[REQUIRED WORK]:
Check every line of the data for the string "Healthy" and copy the ones that have it.
DATA TO EXAMINE START
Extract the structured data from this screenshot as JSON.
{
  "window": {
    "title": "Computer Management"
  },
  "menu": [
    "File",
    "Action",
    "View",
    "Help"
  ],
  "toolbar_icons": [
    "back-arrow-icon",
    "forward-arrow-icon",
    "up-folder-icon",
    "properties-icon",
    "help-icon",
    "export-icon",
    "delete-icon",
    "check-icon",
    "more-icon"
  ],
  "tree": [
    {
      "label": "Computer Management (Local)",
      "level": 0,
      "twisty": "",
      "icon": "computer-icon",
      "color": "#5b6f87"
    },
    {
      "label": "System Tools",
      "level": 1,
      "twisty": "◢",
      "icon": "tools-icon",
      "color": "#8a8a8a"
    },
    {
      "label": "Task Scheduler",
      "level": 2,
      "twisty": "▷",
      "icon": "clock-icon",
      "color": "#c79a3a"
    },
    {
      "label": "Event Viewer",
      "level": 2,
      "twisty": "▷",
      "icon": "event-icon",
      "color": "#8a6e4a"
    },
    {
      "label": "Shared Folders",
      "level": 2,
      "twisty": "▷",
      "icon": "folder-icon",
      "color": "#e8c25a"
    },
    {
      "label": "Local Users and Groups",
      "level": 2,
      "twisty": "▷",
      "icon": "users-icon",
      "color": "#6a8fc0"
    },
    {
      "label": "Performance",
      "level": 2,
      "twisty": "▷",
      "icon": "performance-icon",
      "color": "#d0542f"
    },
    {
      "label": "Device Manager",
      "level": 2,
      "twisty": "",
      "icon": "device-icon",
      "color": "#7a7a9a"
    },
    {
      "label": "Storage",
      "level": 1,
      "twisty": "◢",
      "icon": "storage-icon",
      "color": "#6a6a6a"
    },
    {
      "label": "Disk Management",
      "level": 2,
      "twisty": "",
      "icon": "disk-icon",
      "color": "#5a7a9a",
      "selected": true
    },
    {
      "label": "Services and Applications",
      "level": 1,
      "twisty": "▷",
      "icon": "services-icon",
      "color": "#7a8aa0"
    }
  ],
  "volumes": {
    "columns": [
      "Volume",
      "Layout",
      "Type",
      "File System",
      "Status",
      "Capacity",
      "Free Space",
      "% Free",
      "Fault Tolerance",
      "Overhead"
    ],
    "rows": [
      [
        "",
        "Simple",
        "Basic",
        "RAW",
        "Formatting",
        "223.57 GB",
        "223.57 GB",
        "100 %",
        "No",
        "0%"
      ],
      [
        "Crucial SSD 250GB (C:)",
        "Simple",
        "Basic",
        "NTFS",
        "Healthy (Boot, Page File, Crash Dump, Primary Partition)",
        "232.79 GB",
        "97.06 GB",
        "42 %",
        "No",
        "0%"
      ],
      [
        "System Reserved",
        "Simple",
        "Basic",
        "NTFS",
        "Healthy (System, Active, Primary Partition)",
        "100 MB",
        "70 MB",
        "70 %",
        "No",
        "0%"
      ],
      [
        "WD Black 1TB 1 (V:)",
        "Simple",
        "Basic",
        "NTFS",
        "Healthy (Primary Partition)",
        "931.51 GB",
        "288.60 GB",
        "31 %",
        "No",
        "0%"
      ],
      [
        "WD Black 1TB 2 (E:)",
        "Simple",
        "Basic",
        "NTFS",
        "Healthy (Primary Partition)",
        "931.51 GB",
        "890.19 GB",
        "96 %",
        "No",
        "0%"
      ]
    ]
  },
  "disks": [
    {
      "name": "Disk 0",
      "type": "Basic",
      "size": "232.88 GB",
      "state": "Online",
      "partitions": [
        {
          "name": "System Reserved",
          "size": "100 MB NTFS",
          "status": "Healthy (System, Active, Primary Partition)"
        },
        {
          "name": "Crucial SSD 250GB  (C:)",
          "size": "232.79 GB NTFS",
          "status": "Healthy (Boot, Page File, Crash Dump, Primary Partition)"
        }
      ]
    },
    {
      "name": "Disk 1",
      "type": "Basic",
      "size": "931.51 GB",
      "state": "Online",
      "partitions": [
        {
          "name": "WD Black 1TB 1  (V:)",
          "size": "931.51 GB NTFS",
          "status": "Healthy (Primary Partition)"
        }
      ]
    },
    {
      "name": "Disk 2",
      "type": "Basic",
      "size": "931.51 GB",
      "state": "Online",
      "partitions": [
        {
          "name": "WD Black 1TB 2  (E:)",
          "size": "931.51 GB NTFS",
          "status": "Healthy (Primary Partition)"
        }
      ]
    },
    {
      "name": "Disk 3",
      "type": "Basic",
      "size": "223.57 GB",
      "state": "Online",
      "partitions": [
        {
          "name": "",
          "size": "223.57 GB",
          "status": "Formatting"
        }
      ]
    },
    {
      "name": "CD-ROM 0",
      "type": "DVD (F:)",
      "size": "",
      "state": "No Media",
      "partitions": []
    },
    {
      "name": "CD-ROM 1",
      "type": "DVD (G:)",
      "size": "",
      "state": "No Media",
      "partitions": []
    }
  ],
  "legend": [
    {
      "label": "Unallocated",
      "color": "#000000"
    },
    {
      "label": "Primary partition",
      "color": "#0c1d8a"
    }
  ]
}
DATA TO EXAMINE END
[RESPONSE TO THIS TASK]:
        "Healthy (Boot, Page File, Crash Dump, Primary Partition)",
        "Healthy (System, Active, Primary Partition)",
        "Healthy (Primary Partition)",
        "Healthy (Primary Partition)",
          "status": "Healthy (System, Active, Primary Partition)"
          "status": "Healthy (Boot, Page File, Crash Dump, Primary Partition)"
          "status": "Healthy (Primary Partition)"
          "status": "Healthy (Primary Partition)"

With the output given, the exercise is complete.